In total, $750,000 in state funding has been secured to fund an enforcement officer in both Alameda and Contra Costa Counties and will help establish best practices that will be used to enforce illegal dumping laws across the state.
“This state funding will provide our counties with the resources they need to combat this difficult problem,” said Bauer-Kahan. “The funding will provide both counties with the ability to have a full time police officer to enforce illegal dumping laws and make a huge impact in tackling this problem” she concluded.
Supervisor Burgis hopes this begins to address the quality of life and the environmental issues caused by illegal dumping.
“Illegal dumping impacts our quality of life and the environment, and I’m pleased to see county departments and law enforcement agencies working collaboratively on a set of comprehensive solutions. Our investment in per diem officers dedicated to illegal dumping enforcement, lighting, signage, and outreach materials should help us to turn back the tide on a problem that’s been growing annually.”
Illegal dumping investigations are typically time-consuming because, even if a suspect and license plate are captured on video, the suspect is commonly not the registered owner of the associated vehicle.

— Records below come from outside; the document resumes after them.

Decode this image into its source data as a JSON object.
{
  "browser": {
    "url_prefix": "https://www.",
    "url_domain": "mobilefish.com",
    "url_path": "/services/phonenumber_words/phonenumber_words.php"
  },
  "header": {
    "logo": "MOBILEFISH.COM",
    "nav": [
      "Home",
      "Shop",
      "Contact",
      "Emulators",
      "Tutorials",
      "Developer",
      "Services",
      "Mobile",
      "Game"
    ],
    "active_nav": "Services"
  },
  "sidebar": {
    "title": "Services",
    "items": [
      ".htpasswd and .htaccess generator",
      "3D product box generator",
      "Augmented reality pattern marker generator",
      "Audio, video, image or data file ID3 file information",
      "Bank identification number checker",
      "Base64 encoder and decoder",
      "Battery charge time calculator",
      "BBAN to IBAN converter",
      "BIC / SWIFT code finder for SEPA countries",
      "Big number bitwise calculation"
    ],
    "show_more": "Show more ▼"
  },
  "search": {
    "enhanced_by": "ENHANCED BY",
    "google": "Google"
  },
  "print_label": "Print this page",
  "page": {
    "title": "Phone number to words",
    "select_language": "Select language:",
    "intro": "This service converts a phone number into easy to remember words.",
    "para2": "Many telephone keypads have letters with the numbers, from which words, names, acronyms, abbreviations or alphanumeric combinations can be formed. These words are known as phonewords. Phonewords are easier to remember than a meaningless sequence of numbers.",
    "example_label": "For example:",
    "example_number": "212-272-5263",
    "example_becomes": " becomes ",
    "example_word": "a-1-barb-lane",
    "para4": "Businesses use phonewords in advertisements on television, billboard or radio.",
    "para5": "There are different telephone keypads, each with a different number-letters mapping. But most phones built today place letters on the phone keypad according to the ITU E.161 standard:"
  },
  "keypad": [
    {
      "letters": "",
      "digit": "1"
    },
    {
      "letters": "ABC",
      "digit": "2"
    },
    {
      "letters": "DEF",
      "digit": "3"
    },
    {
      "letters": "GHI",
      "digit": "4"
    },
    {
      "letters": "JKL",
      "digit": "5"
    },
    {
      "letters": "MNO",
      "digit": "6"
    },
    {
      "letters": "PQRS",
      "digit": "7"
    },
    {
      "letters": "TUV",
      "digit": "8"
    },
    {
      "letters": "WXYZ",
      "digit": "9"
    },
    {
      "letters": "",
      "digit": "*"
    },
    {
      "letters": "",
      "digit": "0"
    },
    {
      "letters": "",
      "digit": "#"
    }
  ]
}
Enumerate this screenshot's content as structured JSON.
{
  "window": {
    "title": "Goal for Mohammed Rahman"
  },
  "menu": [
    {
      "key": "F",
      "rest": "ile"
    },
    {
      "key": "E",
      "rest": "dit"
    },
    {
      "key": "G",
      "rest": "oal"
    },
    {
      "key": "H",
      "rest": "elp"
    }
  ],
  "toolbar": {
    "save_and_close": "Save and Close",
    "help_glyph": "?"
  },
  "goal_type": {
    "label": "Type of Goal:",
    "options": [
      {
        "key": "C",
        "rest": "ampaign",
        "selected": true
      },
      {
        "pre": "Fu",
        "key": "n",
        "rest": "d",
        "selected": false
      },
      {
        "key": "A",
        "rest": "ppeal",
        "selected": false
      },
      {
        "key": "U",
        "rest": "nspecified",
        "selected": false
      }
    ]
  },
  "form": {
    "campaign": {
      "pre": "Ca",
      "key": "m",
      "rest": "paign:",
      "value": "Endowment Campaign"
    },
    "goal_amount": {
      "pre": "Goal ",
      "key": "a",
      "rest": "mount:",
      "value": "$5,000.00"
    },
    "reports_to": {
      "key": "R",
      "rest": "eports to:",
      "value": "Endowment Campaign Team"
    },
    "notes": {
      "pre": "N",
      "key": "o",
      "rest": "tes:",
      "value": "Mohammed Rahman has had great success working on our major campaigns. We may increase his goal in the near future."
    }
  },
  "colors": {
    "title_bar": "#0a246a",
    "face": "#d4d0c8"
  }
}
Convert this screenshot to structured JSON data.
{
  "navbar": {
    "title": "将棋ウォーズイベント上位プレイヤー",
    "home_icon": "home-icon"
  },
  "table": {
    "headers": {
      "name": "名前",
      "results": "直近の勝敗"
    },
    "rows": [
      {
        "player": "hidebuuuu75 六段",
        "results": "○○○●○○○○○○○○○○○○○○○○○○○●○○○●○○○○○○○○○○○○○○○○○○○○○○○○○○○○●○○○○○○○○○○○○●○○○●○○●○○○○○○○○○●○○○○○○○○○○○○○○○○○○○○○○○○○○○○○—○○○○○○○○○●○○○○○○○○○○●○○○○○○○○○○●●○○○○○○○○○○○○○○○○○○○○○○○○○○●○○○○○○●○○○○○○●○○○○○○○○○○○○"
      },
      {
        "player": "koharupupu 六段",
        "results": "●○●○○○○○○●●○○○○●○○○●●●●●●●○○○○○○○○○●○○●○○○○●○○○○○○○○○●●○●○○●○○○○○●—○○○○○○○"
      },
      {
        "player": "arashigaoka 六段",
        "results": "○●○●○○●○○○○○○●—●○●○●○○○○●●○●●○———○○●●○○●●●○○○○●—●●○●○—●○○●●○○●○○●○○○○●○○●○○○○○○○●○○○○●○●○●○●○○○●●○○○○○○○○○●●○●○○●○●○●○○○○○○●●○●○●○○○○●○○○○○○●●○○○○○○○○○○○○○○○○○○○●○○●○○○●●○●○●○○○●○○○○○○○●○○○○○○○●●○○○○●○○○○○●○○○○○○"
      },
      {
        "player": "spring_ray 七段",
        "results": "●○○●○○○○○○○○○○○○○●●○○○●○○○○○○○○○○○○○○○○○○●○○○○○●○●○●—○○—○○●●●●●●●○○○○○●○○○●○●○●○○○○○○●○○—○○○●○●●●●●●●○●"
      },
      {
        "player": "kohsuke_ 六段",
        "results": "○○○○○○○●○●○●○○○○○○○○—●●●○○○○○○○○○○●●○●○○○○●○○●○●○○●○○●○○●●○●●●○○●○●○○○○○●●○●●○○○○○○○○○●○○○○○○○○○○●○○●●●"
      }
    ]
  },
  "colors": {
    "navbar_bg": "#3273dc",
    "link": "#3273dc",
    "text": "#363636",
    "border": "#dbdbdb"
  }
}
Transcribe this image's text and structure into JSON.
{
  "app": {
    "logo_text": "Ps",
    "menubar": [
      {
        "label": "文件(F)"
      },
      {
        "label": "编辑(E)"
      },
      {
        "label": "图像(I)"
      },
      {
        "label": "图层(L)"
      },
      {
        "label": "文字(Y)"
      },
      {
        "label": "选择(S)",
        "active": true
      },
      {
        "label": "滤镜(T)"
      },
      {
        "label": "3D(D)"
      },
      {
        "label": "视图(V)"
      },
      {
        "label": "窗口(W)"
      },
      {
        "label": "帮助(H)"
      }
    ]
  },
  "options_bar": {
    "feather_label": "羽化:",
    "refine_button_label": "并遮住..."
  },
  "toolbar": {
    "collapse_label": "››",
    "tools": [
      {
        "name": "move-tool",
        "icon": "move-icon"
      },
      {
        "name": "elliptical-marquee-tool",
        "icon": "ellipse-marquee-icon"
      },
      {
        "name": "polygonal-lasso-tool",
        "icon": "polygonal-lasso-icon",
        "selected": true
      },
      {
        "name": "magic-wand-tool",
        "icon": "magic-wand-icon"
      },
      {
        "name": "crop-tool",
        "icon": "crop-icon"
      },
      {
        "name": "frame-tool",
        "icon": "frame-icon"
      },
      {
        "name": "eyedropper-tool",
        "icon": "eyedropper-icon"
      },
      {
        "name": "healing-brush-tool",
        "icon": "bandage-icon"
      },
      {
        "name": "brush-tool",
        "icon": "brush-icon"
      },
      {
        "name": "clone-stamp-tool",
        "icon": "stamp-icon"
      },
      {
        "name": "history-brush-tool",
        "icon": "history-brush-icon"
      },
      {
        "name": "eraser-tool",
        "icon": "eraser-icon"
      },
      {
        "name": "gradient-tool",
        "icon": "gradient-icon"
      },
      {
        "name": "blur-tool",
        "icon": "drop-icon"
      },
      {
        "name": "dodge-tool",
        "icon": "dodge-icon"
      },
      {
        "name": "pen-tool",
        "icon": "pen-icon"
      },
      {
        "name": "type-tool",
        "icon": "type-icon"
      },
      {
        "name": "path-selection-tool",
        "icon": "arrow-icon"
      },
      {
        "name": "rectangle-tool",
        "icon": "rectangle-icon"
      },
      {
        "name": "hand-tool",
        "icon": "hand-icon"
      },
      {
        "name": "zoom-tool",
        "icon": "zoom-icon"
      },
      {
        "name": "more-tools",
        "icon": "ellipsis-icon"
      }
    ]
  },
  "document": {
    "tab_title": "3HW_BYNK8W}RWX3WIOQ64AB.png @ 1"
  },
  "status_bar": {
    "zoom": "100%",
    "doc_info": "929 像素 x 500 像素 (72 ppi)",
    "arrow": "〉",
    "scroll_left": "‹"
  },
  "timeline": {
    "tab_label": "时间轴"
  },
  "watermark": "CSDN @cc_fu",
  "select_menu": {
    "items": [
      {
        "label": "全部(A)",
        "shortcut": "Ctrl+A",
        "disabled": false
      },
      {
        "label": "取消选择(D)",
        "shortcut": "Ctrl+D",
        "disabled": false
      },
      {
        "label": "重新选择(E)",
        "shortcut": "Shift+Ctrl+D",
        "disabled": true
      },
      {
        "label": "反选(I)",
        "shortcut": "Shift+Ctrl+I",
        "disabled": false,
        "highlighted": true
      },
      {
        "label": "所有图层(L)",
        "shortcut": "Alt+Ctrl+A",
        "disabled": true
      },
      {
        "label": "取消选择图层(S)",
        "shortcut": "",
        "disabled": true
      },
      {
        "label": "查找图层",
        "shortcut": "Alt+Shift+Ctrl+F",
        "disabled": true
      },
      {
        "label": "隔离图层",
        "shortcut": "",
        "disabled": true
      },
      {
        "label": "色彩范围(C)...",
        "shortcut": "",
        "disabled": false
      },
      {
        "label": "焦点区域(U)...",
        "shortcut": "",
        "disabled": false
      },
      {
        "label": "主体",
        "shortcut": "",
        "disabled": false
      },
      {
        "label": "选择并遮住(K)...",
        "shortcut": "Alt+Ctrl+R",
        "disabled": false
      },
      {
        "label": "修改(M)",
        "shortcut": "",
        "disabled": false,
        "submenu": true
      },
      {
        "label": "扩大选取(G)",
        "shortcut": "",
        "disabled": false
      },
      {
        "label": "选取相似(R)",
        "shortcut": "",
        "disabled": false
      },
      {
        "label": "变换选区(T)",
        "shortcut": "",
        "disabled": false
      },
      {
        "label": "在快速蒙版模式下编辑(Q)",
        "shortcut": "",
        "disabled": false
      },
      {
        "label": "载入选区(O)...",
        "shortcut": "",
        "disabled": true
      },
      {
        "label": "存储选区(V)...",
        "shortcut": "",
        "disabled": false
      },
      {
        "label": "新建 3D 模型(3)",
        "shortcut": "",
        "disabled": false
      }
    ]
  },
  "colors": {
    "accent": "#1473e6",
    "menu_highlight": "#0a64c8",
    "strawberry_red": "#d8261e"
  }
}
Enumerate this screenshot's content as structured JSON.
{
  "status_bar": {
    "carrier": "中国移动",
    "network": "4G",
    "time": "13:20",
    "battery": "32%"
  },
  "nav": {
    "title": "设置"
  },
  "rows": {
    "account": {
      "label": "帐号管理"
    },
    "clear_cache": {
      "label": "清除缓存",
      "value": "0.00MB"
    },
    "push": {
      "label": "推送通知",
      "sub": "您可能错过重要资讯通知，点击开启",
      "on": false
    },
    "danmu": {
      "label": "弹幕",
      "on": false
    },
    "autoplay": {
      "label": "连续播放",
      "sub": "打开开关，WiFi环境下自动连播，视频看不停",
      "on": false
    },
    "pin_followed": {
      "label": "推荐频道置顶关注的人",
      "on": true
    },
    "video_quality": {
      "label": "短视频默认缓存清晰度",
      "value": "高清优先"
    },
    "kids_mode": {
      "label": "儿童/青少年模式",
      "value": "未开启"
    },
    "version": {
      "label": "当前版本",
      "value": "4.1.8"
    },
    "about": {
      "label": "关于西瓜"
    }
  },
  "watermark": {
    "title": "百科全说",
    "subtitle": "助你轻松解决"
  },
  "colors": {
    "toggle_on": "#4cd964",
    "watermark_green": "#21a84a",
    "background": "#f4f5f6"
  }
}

These investigations require a significant amount of follow-up to develop sufficient evidence to file a criminal complaint or citation. This is challenging because although cities commonly receive investigative leads relating to illegal dumping from the public, many police agencies don’t have the resources to investigate these leads because they are focused on violent crimes and other more serious offenses.
Along in working illegal dumping cases, the full-time designation of the two sworn peace officers designated exclusively to investigate illegal dumping cases will allow for the building of expertise regarding investigations. Suspect interviews may also shed light on root causes and give more possible tools for local solutions.
“Illegal dumping is an environmental justice issue that disproportionately affects disadvantaged communities, and impacts the sense of well-being of all who live and work in neighborhoods where it is rampant,” says DA O’Malley. “Unscrupulous commercial haulers as well as individual violators illegally dispose of construction debris, mattresses, and trash of all sorts, wreaking havoc on the environment, ruining neighborhood streets and forcing taxpayers pick up the tab to clean up the tremendous amounts of garbage dumped on city streets, highways, parks, and in our waterways. Dumping “hot spots” become breeding grounds for vermin and impact public health.”
It is also anticipated that these funds will save taxpayer’s money in the long term. Some unscrupulous commercial haulers save money by illegally disposing construction debris, dirt, etc. while taxpayers pick up the tab, paying significant costs to clean up the tremendous amounts of garbage dumped on our city streets, highways, parks, and in our waterways.
“Illegal dumping puts entire communities at risk. It can harm the environment, endanger wildlife, threaten the health and safety of residents and adversely affect property values. The state funding will enhance efforts to combat illegal dumping in our communities,” says DA Becton.
This pilot allows the funding of two full-time officers, one in each county, working together in order to build networks, investigate, and stop illegal dumping.